Varicose veins are unsightly or bulging veins that appear on the surface of the skin. Sometimes these varicose veins are large, swollen and bulge out from the surface, and in some cases, they do not appear swollen, but are bright purple or reddish and branch out like spider’s legs; the latter are often called “spider veins.” Varicose veins create more of an aesthetic problem than health problems, but in some cases, they may signal an issue with the veins or with the cardiovascular system.
The majority of those who suffer from varicose veins are women, although between 10% to 20% of men can develop this condition. Genes play a large role in the development of discolored or swollen veins; around 90% of those who have varicose veins had a mother or grandmother with the same condition. Laser surgery may correct this condition, but avoiding knee highs and high heels may prevent it from getting worse.
1. Sedentary Lifestyle
Many of us spend hours a day at desk jobs and more time driving to and from work. After work, we may sit in front of the television for hours. The sedentary nature of many of our lives can be responsible for weight gain, poor cardiovascular health and the development of varicose veins. The job of the veins is to take the blood back to the heart and lungs after it has been used by the organs.

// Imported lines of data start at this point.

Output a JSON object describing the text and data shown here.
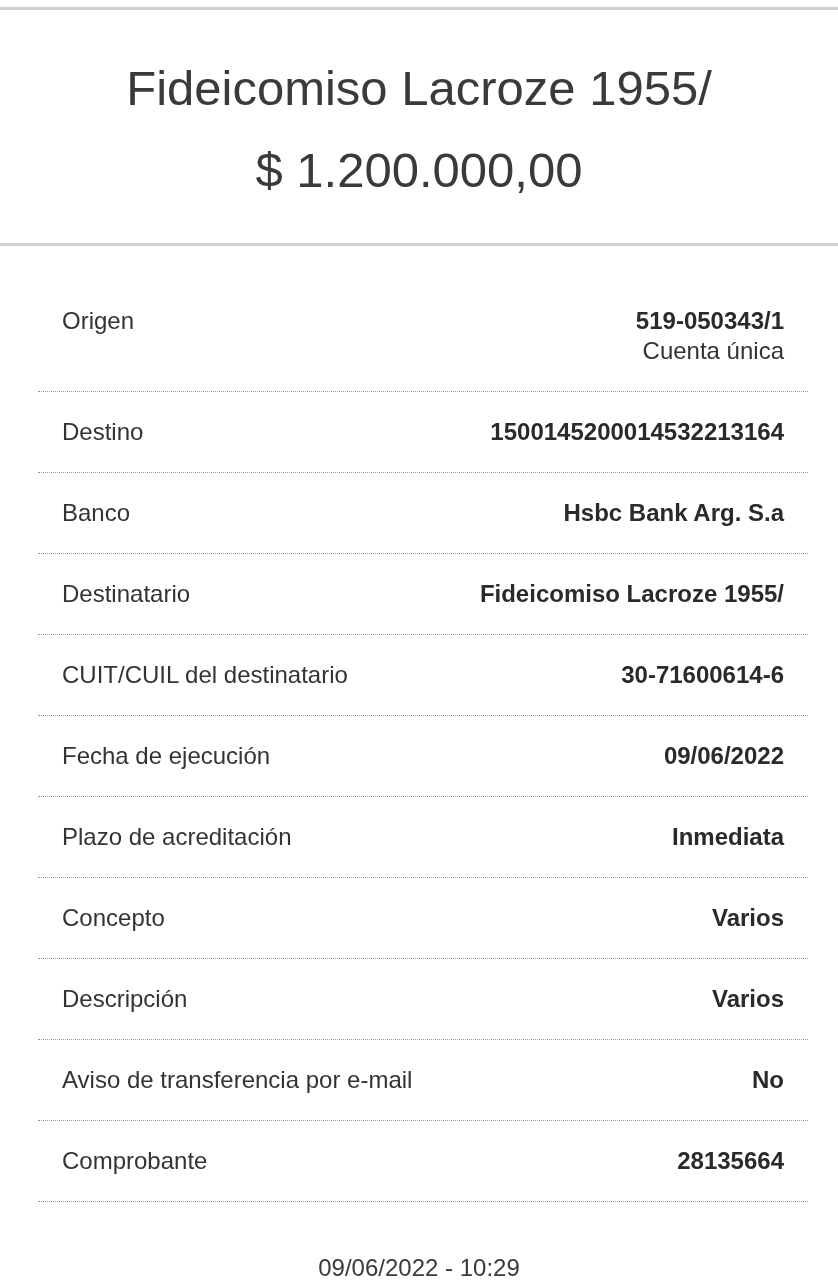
{
  "header": {
    "title": "Fideicomiso Lacroze 1955/",
    "amount": "$ 1.200.000,00"
  },
  "details": [
    {
      "label": "Origen",
      "value": "519-050343/1",
      "note": "Cuenta única"
    },
    {
      "label": "Destino",
      "value": "1500145200014532213164"
    },
    {
      "label": "Banco",
      "value": "Hsbc Bank Arg. S.a"
    },
    {
      "label": "Destinatario",
      "value": "Fideicomiso Lacroze 1955/"
    },
    {
      "label": "CUIT/CUIL del destinatario",
      "value": "30-71600614-6"
    },
    {
      "label": "Fecha de ejecución",
      "value": "09/06/2022"
    },
    {
      "label": "Plazo de acreditación",
      "value": "Inmediata"
    },
    {
      "label": "Concepto",
      "value": "Varios"
    },
    {
      "label": "Descripción",
      "value": "Varios"
    },
    {
      "label": "Aviso de transferencia por e-mail",
      "value": "No"
    },
    {
      "label": "Comprobante",
      "value": "28135664"
    }
  ],
  "footer": {
    "timestamp": "09/06/2022 - 10:29"
  }
}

If a person is sedentary, circulation is poor and slow, and the veins take longer to bring the blood back. As a result, clogs can develop in the veins and can cause varicose veins. One way to prevent and reduce the problem of varicose veins is to get at least 20 to 30 minutes of aerobic activity at least three times a week. Try walking to work instead of driving or riding the bus.